In fact, her family’s less-than-regal starts have hung over Middleton since she stepped into the world of Britain’s moneyed and titled. Though hers is no Cinderella story — Middleton’s parents, who now run a successful party-supply company, comfortably footed the $32,000-a-year bill for Marlborough boarding school — Commoner Kate is said to have long dreamed of the glass slipper. Friends at Marlborough reportedly even nicknamed her “princess in waiting.”

Middleton, however, seemed to get the last laugh at St. Andrews, the university in Scotland where she met and befriended William. The two then started dating, the story goes, after he was struck by her beauty as she modeled a sheer dress at a charity fashion show.

But she was to wait eight years before her prince finally popped the question, with a close call in 2007 when the couple separated. Some say Middleton grew tired of waiting for her prince, others say her background perhaps contributed to his initial lack of commitment.

Practical problem

By accepting a commoner as the prospective mother of an heir to the British throne, the monarchy, many here say, is getting historically closer to its subjects. Middleton’s ascension could rekindle some of the lost spark between the crown and people, a cooling that only worsened after the death of Diana, Princess of Wales.

Middleton’s family tree is nevertheless presenting Queen Elizabeth II with a practical problem. Before the spring marriage, the queen will need to decide what title to grant Middleton.

Middleton may be expected to take her husband’s name, being officially known as “Princess William” in the manner of other commoners who have married lesser members of the British royal family.

“She can’t be called Princess Catherine because she isn’t a princess in her own right,” said Christopher Wilson, the London-based royal biographer. “She might be called that by the headline writers, but she won’t really be.”

Of course, given Middleton’s roots, the rising-above-her-station story line was always a headline waiting to happen.

Jabs over roots

Zoe Williams, the noted columnist for the Guardian, said of jabs about Middleton’s roots: “What are they still doing using these terms? I am against letting them off the hook … What I prefer about America is that when people are snobbish, it’s a bit more about money. But here, it’s still about a signet ring, a family line.”

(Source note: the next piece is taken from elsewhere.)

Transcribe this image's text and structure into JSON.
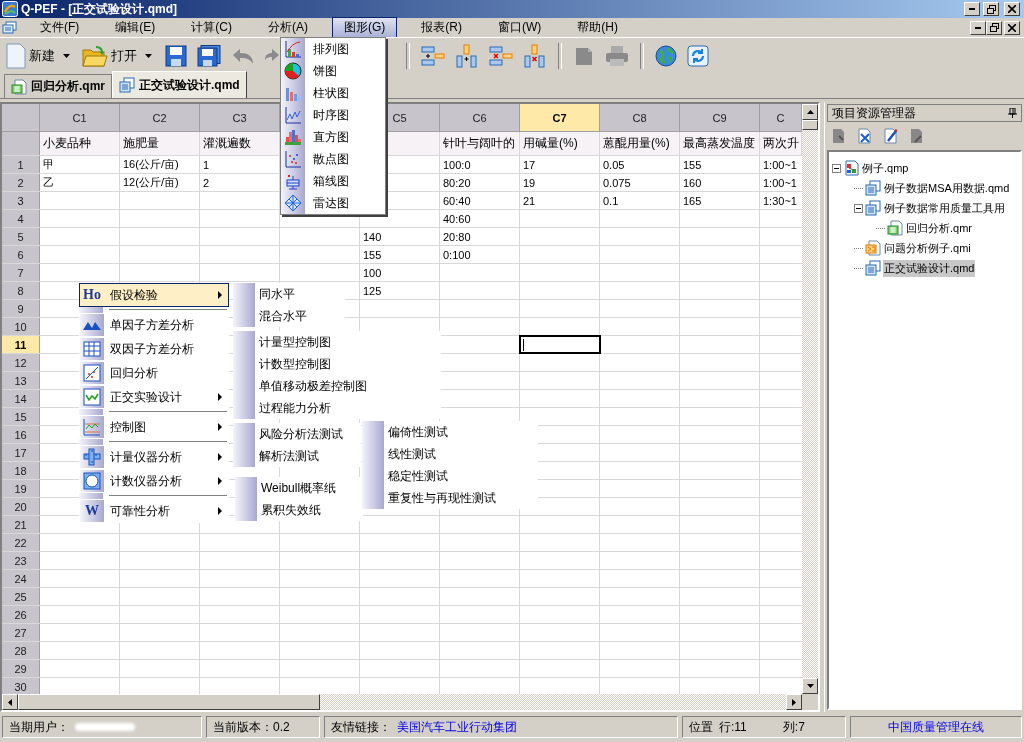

Still, much of the quibbling over the word is directed less at the suggestion that the royals are somehow better than Middleton, and more at the notion that the wealthy Middletons are somehow just like every other commoner in Britain.

Indeed, many here proudly embrace their pint-in-the-pub, working-class image, slapping the mild jab “posh” on anyone deemed too refined. That sort of Briton sees the well-to-do Middletons as being just as alien to their world as the denizens of Buckingham Palace.

“If you look closely, Kate Middleton is no commoner,” commentator Janet Street Porter argued in a BBC spot. “She went to private school, then to posh university and has been photographed in swanky nightclubs where drinks cost 20 pounds a pop … Normal? Not really.”